The Federal Motor Carrier Safety Administration (FMCSA) has created a free visor card for truck drivers on how to choose and use the right Global Positioning System (GPS) navigation device. “By using a navigation system that does not provide important route restrictions, such as low bridge overpasses, the shortcut you thought would save you time and fuel may end up costing you more than you bargained for,” noted FMCSA.
OSHA has posted online new Annotated Permissible Exposure Limit (PEL) tables, which will enable employers to voluntarily adopt newer, more protective workplace exposure limits. OSHA’s PELs set mandatory limits on the amount or concentration of a substance in the air to protect workers against the health effects of certain hazardous chemicals, and OSHA will continue to enforce those mandatory PELs.
SC&RA will be closed November 28-29 for the Thanksgiving holiday. AAA projects 43.4 million Americans will journey 50 miles or more from home during the Thanksgiving holiday weekend, a 1.5 percent drop from the 44 million who traveled last year. AAA defines the holiday period as Nov. 27 to Dec. 1.
Ninety percent of the travel is expected to be by automobile. If you will be among those traveling, buckle up and drive safely. SC&RA also reminds members that many state permit offices will be closed over the holiday and travel restrictions will be in place.
On November 25, SC&RA began accepting registrations from previous Symposium exhibitors wishing to purchase a booth for the 2014 Specialized Transportation Symposium, March 19-21, at the Omni Houston Hotel, Houston, Texas.

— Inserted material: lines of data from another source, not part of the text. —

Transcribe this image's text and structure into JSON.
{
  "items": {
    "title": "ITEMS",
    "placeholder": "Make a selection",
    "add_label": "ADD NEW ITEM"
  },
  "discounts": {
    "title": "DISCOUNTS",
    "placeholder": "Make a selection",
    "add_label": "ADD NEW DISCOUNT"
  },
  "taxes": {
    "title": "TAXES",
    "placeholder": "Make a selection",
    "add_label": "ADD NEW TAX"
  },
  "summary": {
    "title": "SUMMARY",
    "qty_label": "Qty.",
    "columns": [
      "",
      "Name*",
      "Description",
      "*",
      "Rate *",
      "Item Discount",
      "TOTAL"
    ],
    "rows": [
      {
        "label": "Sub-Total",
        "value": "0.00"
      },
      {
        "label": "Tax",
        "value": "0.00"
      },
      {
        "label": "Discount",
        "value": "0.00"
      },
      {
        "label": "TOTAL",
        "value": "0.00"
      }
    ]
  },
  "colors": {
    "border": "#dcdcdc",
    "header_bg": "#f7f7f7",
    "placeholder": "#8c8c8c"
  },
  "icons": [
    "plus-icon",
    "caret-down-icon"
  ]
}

If you are a past exhibitor and have not received information, please contact Surian Choi (email@example.com).
Although motor carriers and other entities that are required to have a U.S. DOT number are also required to file an updated Form MCS-150 with the Federal Motor Carrier Safety Administration (FMCSA) at least every two years, the agency has never strictly enforced that requirement. That situation is about to change, according to an article in the Nov. 8 issue of the State Laws Newsletter.
Nearly 3 million nonfatal workplace injuries and illnesses were reported by private industry employers in 2012, resulting in an incidence rate of 3.4 cases per 100 equivalent full-time workers, according to estimates from the Survey of Occupational Injuries and Illnesses recently released by the U.S. Bureau of Labor Statistics. The rate reported for 2012 continues the pattern of statistically significant declines that, with the exception of 2011, occurred annually for the last decade. Key findings include:
Up to 39 gigawatts of offshore wind capacity in United Kingdom waters are planned for development by 2030, said UK Energy Secretary Ed Davey earlier this month. “There should no doubt about the government’s commitment to renewable energy as part of a cost effective, low-carbon, secure and diverse energy mix. No doubt about the level of support available.”
The trucking industry has launched a fundraising effort for an industrywide movement centered on a positive image and a more robust connection with policymakers and the general public. This initial phase, introduced online, includes creative materials, messaging and social media links for the industry as well as the public.
The Environmental Protection Agency (EPA) has made available $2 million in funding for rebates to help construction equipment owners replace or retrofit older diesel construction engines. “Exhaust from diesel construction equipment affects children, senior citizens and others in neighborhoods across the country,” said Janet McCabe, Acting Assistant Administrator for EPA’s Office of Air and Radiation. “These rebates will help equipment owners protect public health and improve air quality near construction sites while updating their fleets.”
Construction employment increased in 39 states over the past 12 months, the most widespread gains since April 2012, according to an analysis released Nov. 22 by the Associated General Contractors of America (AGC) of Labor Department data. “It is encouraging that three-quarters of the states are now adding construction jobs on a year-over-year basis,” said AGC Chief Economist Ken Simonson. “Employment increases are still intermittent in too many states, however, and nearly all states are far below their pre-recession highs.”